You and your children will learn more about the animals, climate and landscapes of Antarctica than you ever thought possible at this exhibition designed by Luc Jacquet, director of the celebrated film March of the Penguins. An immersive experience, you’ll be surrounded by 360° projections of places heretofore only seen by scientists. Don’t miss it. Until 30 August, Museum of Natural Sciences, Rue Vautier 29

A Bump Along the Way

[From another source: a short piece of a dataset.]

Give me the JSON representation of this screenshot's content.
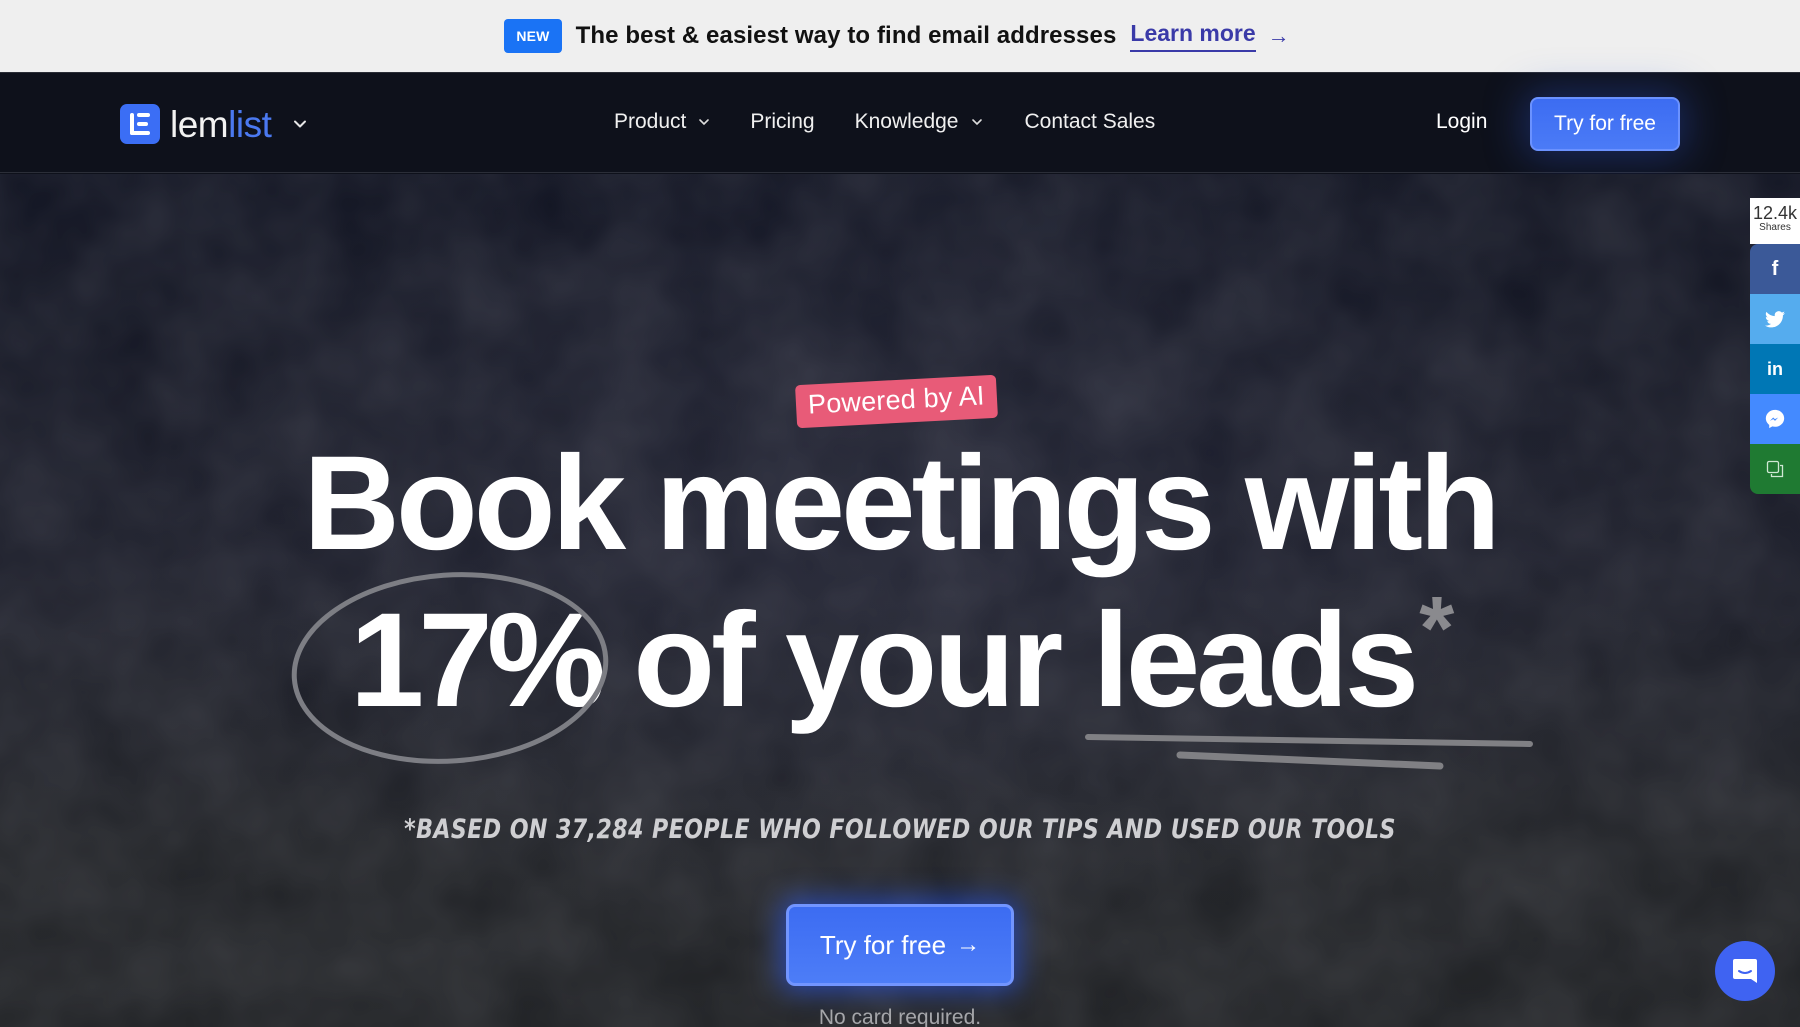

Scéal eile brings highlights of recent (Northern) Irish cinema to Belgium. A Bump Along the Way, screening in Brussels, is a charming comedy-drama that sees the free-spirited 40-something mum of a straight-laced teenager getting pregnant after a one-night stand with a bloke half her age. Calamity ensues. In Leuven, meanwhile, the documentary Gaza is a beautifully rich look at daily life in one of the world’s most dangerous places. Festivities culminate in a ‘surprise closing event’ in Ghent. 29-31 January

Ancienne Belgique celebrates The Sound of the Belgian Underground at a day-long event dedicated to musicians who are more interested in music than marketing. From experimental legends of the 1990s to ‘glitter princess’ whippersnappers, you’ll get a taste of nine seminal acts that have carved out a niche in clubs and studios across the country. 26 January from 14.30, AB, Anspachlaan 110

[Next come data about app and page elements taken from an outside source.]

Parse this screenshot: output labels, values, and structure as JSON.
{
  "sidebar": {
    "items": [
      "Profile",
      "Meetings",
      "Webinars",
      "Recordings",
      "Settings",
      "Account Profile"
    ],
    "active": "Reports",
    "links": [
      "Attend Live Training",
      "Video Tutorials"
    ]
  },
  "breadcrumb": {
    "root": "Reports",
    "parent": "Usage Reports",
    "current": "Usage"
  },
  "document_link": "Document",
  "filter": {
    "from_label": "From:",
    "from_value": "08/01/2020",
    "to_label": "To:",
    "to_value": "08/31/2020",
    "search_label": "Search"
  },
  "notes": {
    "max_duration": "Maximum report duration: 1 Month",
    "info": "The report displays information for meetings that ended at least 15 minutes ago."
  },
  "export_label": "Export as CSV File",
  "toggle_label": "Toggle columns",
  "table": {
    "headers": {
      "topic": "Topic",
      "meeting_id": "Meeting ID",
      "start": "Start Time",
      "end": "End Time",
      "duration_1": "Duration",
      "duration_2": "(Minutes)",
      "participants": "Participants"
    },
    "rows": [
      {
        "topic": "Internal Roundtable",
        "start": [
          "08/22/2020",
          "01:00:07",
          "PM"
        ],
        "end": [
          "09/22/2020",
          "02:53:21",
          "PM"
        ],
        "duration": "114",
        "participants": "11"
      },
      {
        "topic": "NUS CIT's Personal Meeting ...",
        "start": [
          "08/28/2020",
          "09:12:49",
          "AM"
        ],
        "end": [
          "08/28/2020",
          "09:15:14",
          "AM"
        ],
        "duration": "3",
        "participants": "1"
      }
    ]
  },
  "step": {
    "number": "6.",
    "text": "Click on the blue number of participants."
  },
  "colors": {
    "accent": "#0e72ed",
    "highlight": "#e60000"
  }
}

 DISCOVERY OF THE FORGOTTEN PHARAOH

OUTSIDE BRUSSELS

TUTANKHAMUN: DISCOVERY OF THE FORGOTTEN PHARAOH

With the travelling exhibition Tutankhamun: Treasures of the Golden Pharaoh making waves in world capitals at the moment, Europa Expo decided to launch its own exhibition, which works to fill in the gaps. Tutankhamun: The Discovery of the Forgotten Pharaoh comes with a complete replica of King Tutt’s tomb as discovered in 1922 by British archaeologist Howard Carter. Artefacts found in the tomb were painstakingly copied by artisans at the Ministry of Egyptian Antiquities. The exhibition also includes more than 350 original artefacts, some never before seen by the public. Until 31 May, Liège-Guillemins station, Rue Serrurier-Bovy

Photos, from top: Pierre Bonnard’s ‘Jeune femme endormie’, 1894, courtesy Galerie Alexis Pentcheff/Brafa; Courtesy Le Semaine du Son; Courtesy BrewDog; Courtesy TIFFR; Courtesy Europa Expo

Written by Lisa Bradshaw